Growing up on a farm in central NSW Australia, I have had the privilege of experiencing nature in all its wondrous glory. I specialise in wedding design, and as a floral designer, I like to take floral design inspiration from nature’s raw beauty.
In Australia, we live with extremes of temperature, from the cold frosts and snowfields in the South to the harsh dry heat of the Red Centre. In my work with flowers, I will choose the blooms, design, and colours to convey a feeling or emotion and this can often link with the colours of the bush. Combining the red and orange tones of the Australian dessert will have a very different impact than combining the cool grey and white hues of the snowfields. In the same way, the warm blue and golden tones of our beaches differ to the brown earthy colours of our inland rivers.
The soft pinks and greys of a summer sunset are one of my favourite colour combinations, one that is often chosen by my brides. I find blooms with delicate petals in pastel tones mixed with gentle greys combine perfectly—and if you add a touch of white, it will add that glimpse of glimmer often seen as the sun slips over the horizon.

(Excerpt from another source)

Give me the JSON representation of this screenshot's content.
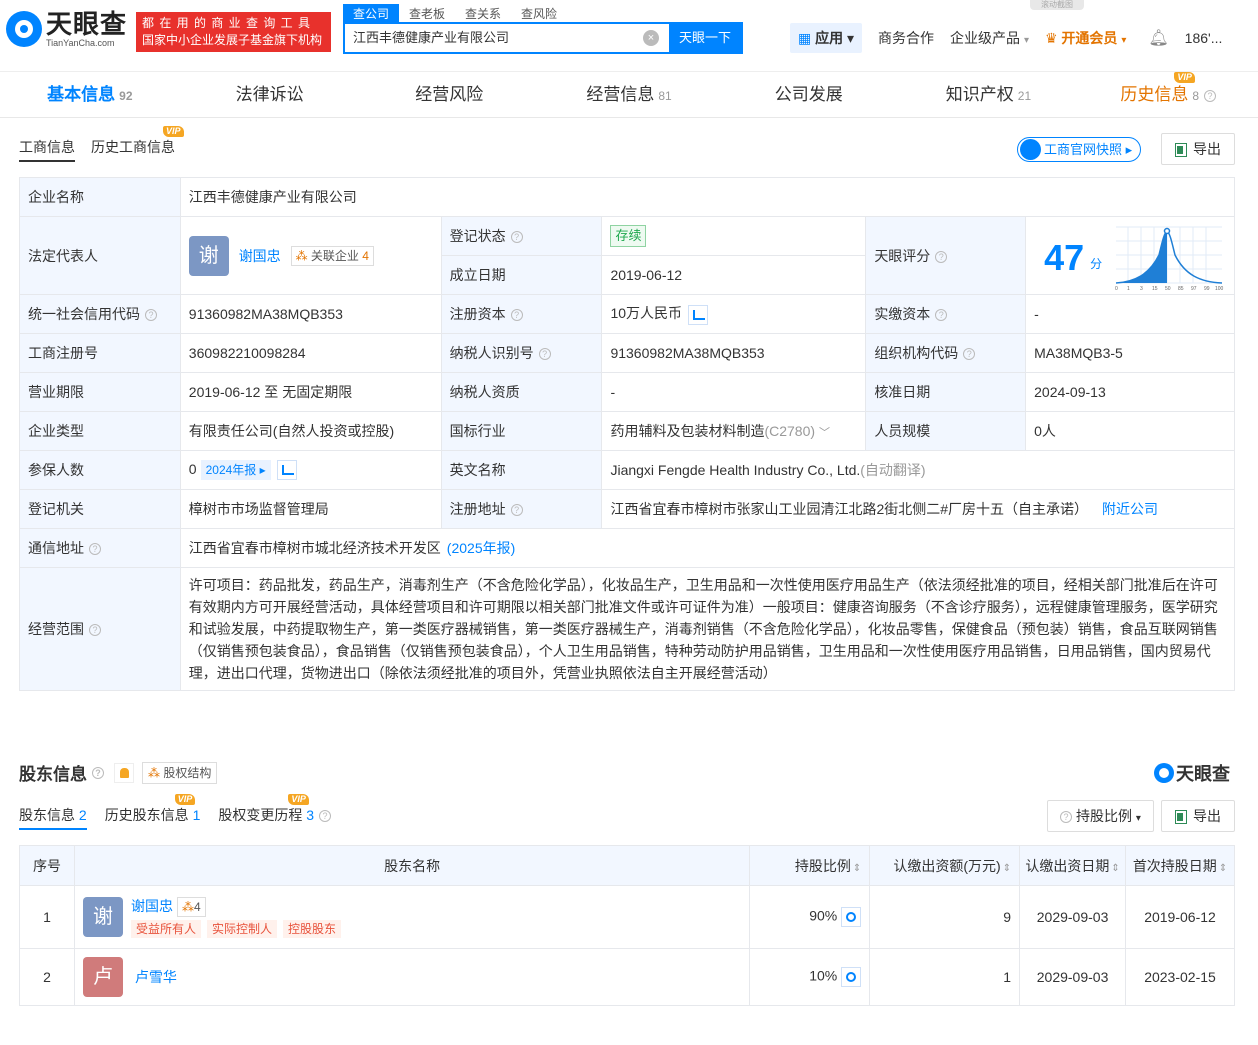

It is not just the colours but the shapes of nature that work to create floral designs with balance and harmony. Nature combines colours, shapes, and textures that are dramatic and beautiful. If a tree is lopsided it will fall over. Like the trees, our floral work needs to be balanced. It can be tall and thin like a stately poplar tree or round and sturdy like an English oak. If the tree is all trunk and has no canopy, it looks unbalanced. If a tree has no root system, it will fall over—just as we need to have the foundations of our floral design or our designs will fail. If we look to nature, we can see the balanced shapes and the colours that work in harmony. By applying these same elements to our floral work, we will create designs that follow the elements and principles of design.

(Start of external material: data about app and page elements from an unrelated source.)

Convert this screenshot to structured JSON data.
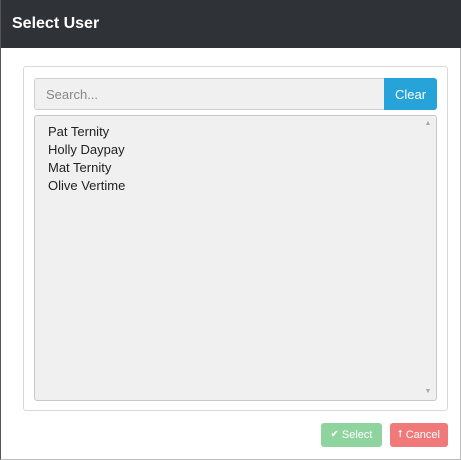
{
  "dialog": {
    "title": "Select User"
  },
  "search": {
    "placeholder": "Search...",
    "value": "",
    "clear_label": "Clear"
  },
  "users": [
    "Pat Ternity",
    "Holly Daypay",
    "Mat Ternity",
    "Olive Vertime"
  ],
  "scroll": {
    "up_icon": "chevron-up-icon",
    "down_icon": "chevron-down-icon"
  },
  "actions": {
    "select_label": "Select",
    "select_icon": "checkmark-icon",
    "cancel_label": "Cancel",
    "cancel_icon": "upload-arrow-icon"
  },
  "colors": {
    "titlebar": "#2f3237",
    "clear_button": "#26a3d9",
    "select_button": "#8fd39e",
    "cancel_button": "#f07a7a",
    "list_background": "#f0f0f0"
  }
}
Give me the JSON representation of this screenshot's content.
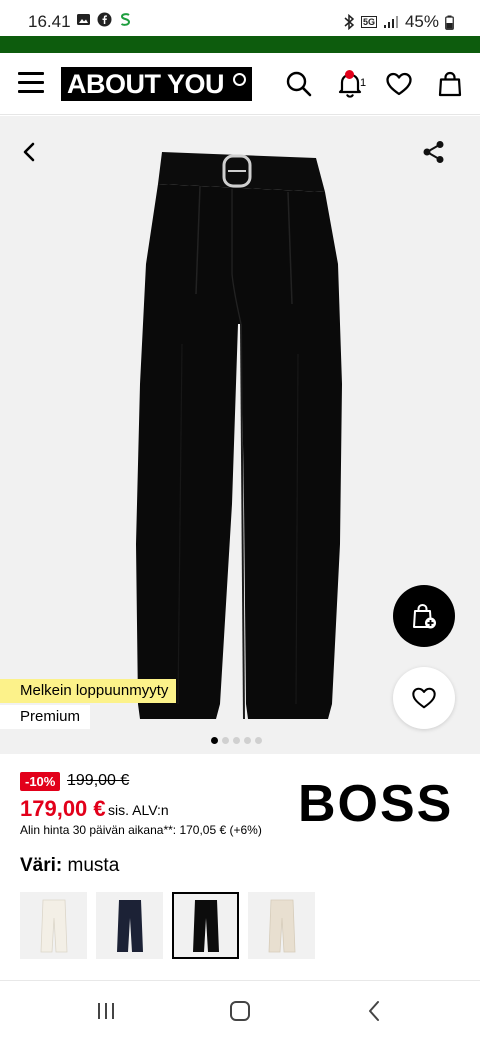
{
  "status_bar": {
    "time": "16.41",
    "battery": "45%",
    "network": "5G"
  },
  "header": {
    "logo_text": "ABOUT YOU",
    "notification_count": "1",
    "icons": [
      "menu-icon",
      "search-icon",
      "bell-icon",
      "heart-icon",
      "bag-icon"
    ]
  },
  "gallery": {
    "tag_low_stock": "Melkein loppuunmyyty",
    "tag_premium": "Premium",
    "image_count": 5,
    "active_index": 0
  },
  "pricing": {
    "discount": "-10%",
    "old_price": "199,00 €",
    "new_price": "179,00 €",
    "vat_note": "sis. ALV:n",
    "lowest_price_note": "Alin hinta 30 päivän aikana**: 170,05 € (+6%)"
  },
  "brand": "BOSS",
  "color": {
    "label": "Väri:",
    "value": "musta",
    "swatch_colors": [
      "#f3efe6",
      "#1c2236",
      "#0c0c0c",
      "#e8dfd0"
    ],
    "selected_index": 2
  },
  "colors": {
    "green_bar": "#0d5c0d",
    "sale_red": "#e2001a",
    "tag_yellow": "#fcf28a"
  }
}
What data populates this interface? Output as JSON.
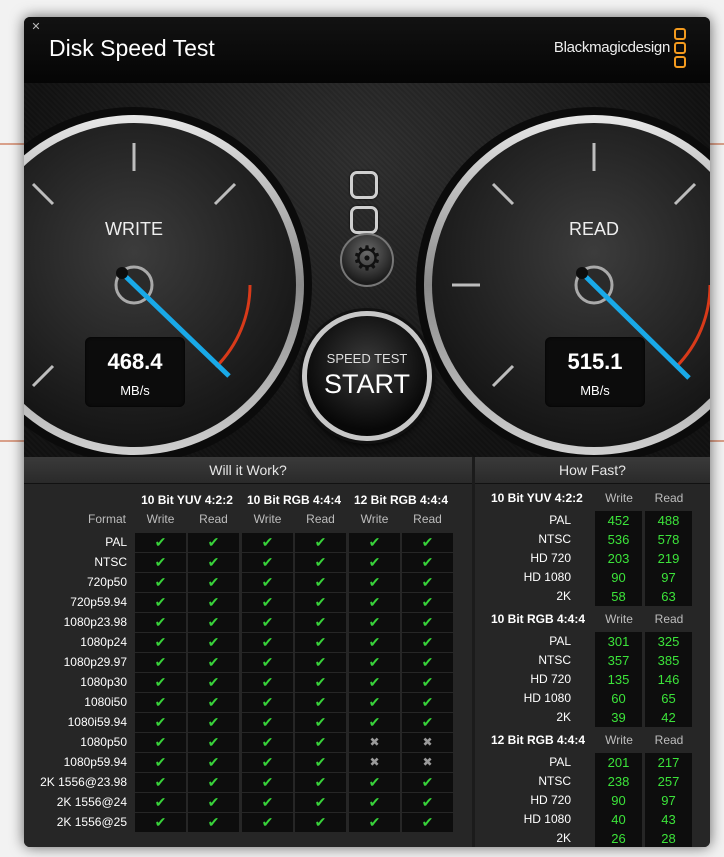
{
  "window": {
    "title": "Disk Speed Test",
    "brand": "Blackmagicdesign",
    "accent_color": "#f39a1e"
  },
  "gauges": {
    "write": {
      "label": "WRITE",
      "value": "468.4",
      "unit": "MB/s"
    },
    "read": {
      "label": "READ",
      "value": "515.1",
      "unit": "MB/s"
    }
  },
  "start_button": {
    "small": "SPEED TEST",
    "big": "START"
  },
  "will_it_work": {
    "title": "Will it Work?",
    "format_header": "Format",
    "groups": [
      "10 Bit YUV 4:2:2",
      "10 Bit RGB 4:4:4",
      "12 Bit RGB 4:4:4"
    ],
    "subheaders": [
      "Write",
      "Read"
    ],
    "rows": [
      {
        "format": "PAL",
        "results": [
          1,
          1,
          1,
          1,
          1,
          1
        ]
      },
      {
        "format": "NTSC",
        "results": [
          1,
          1,
          1,
          1,
          1,
          1
        ]
      },
      {
        "format": "720p50",
        "results": [
          1,
          1,
          1,
          1,
          1,
          1
        ]
      },
      {
        "format": "720p59.94",
        "results": [
          1,
          1,
          1,
          1,
          1,
          1
        ]
      },
      {
        "format": "1080p23.98",
        "results": [
          1,
          1,
          1,
          1,
          1,
          1
        ]
      },
      {
        "format": "1080p24",
        "results": [
          1,
          1,
          1,
          1,
          1,
          1
        ]
      },
      {
        "format": "1080p29.97",
        "results": [
          1,
          1,
          1,
          1,
          1,
          1
        ]
      },
      {
        "format": "1080p30",
        "results": [
          1,
          1,
          1,
          1,
          1,
          1
        ]
      },
      {
        "format": "1080i50",
        "results": [
          1,
          1,
          1,
          1,
          1,
          1
        ]
      },
      {
        "format": "1080i59.94",
        "results": [
          1,
          1,
          1,
          1,
          1,
          1
        ]
      },
      {
        "format": "1080p50",
        "results": [
          1,
          1,
          1,
          1,
          0,
          0
        ]
      },
      {
        "format": "1080p59.94",
        "results": [
          1,
          1,
          1,
          1,
          0,
          0
        ]
      },
      {
        "format": "2K 1556@23.98",
        "results": [
          1,
          1,
          1,
          1,
          1,
          1
        ]
      },
      {
        "format": "2K 1556@24",
        "results": [
          1,
          1,
          1,
          1,
          1,
          1
        ]
      },
      {
        "format": "2K 1556@25",
        "results": [
          1,
          1,
          1,
          1,
          1,
          1
        ]
      }
    ]
  },
  "how_fast": {
    "title": "How Fast?",
    "subheaders": [
      "Write",
      "Read"
    ],
    "groups": [
      {
        "name": "10 Bit YUV 4:2:2",
        "rows": [
          {
            "format": "PAL",
            "write": "452",
            "read": "488"
          },
          {
            "format": "NTSC",
            "write": "536",
            "read": "578"
          },
          {
            "format": "HD 720",
            "write": "203",
            "read": "219"
          },
          {
            "format": "HD 1080",
            "write": "90",
            "read": "97"
          },
          {
            "format": "2K",
            "write": "58",
            "read": "63"
          }
        ]
      },
      {
        "name": "10 Bit RGB 4:4:4",
        "rows": [
          {
            "format": "PAL",
            "write": "301",
            "read": "325"
          },
          {
            "format": "NTSC",
            "write": "357",
            "read": "385"
          },
          {
            "format": "HD 720",
            "write": "135",
            "read": "146"
          },
          {
            "format": "HD 1080",
            "write": "60",
            "read": "65"
          },
          {
            "format": "2K",
            "write": "39",
            "read": "42"
          }
        ]
      },
      {
        "name": "12 Bit RGB 4:4:4",
        "rows": [
          {
            "format": "PAL",
            "write": "201",
            "read": "217"
          },
          {
            "format": "NTSC",
            "write": "238",
            "read": "257"
          },
          {
            "format": "HD 720",
            "write": "90",
            "read": "97"
          },
          {
            "format": "HD 1080",
            "write": "40",
            "read": "43"
          },
          {
            "format": "2K",
            "write": "26",
            "read": "28"
          }
        ]
      }
    ]
  },
  "icons": {
    "close": "close-icon",
    "settings": "gear-icon",
    "check": "checkmark-icon",
    "cross": "cross-icon"
  },
  "colors": {
    "ok": "#38d23a",
    "value": "#3ce43a",
    "needle": "#19a9e8",
    "redline": "#d83a1a"
  }
}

A rose bush will simultaneously have buds, full blooms, and blooms that are fading; this shows the passing of the flowers on the bush. In our floral work, we create that flow and transition by using different sizes, shapes, and colours together for an overall effect. If it works in nature, it will work in floral design.
Nature is not always perfect. But we do not look at a tree and say “that leaf is damaged” or “that bloom is going brown." Rather, we look at the tree as a whole and enjoy its beauty. We should look at our design work the same way. I will always remember a talented designer saying, “It doesn’t have to be perfect to be beautiful."
Photography Credit: Nikki Bourke Photgraphy, Feather & Birch, Girl in the White Dress